    These results are important for several reasons. First, they offer independent evidence for the idea that inclusion formation can be a beneficial cellular coping response in diseases such as Huntington and Parkinson disease (Arrasate et al., 2004). Second, the results bear on the utility of using aggregation or inclusion formation as a primary measure of pathology.
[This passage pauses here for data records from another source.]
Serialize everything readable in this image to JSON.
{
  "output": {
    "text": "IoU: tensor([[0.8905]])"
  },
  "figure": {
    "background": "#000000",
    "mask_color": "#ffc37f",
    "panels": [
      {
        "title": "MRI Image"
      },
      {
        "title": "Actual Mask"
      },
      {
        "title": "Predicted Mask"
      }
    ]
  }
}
    Previously, other small molecules had been found which mitigate toxicity but interfere with inclusion formation. The compounds in this study also reduce toxicity but promote inclusion formation. The seemingly paradoxical results could both be true. They could indicate that such small molecules that influence toxicity do so by regulating other processes inside cells besides aggregation. Determining the intracellular targets of these small molecules and establishing their specificity will be an important future goal. Another explanation could be that the aggregation process is complex, with toxic aggregation intermediates becoming less toxic as they become more aggregated, as has been previously proposed. In this model, small molecules that inhibit an early step in the process might prevent the toxic forms from ever developing and prevent inclusion formation. On the other hand, small molecules that act to promote final steps in the process might also reduce toxicity by sequestering more toxic forms.

    In any case, these results indicate that aggregation per se may not be the most informative or interpretable feature to follow as an indicator of pathogenesis. Third, they offer hope that the mechanisms by which inclusions form can be regulated by small molecules and therefore offer a new therapeutic strategy. That the small molecule they found works for both a huntingtin fragment and synuclein suggests that neurons may respond in a common fashion to aggregation-prone proteins. As such, a therapy that targeted these common mechanisms might work for other diseases such as Alzheimer disease, prion diseases, and ALS. In this regard, an important future goal will be to determine whether these or follow-on compounds have efficacy in vivo.

    References:

    . Inclusion body formation reduces levels of mutant huntingtin and the risk of neuronal death. Nature. 2004 Oct 14;431(7010):805-10. PubMed.

    View all comments by Steven Finkbeiner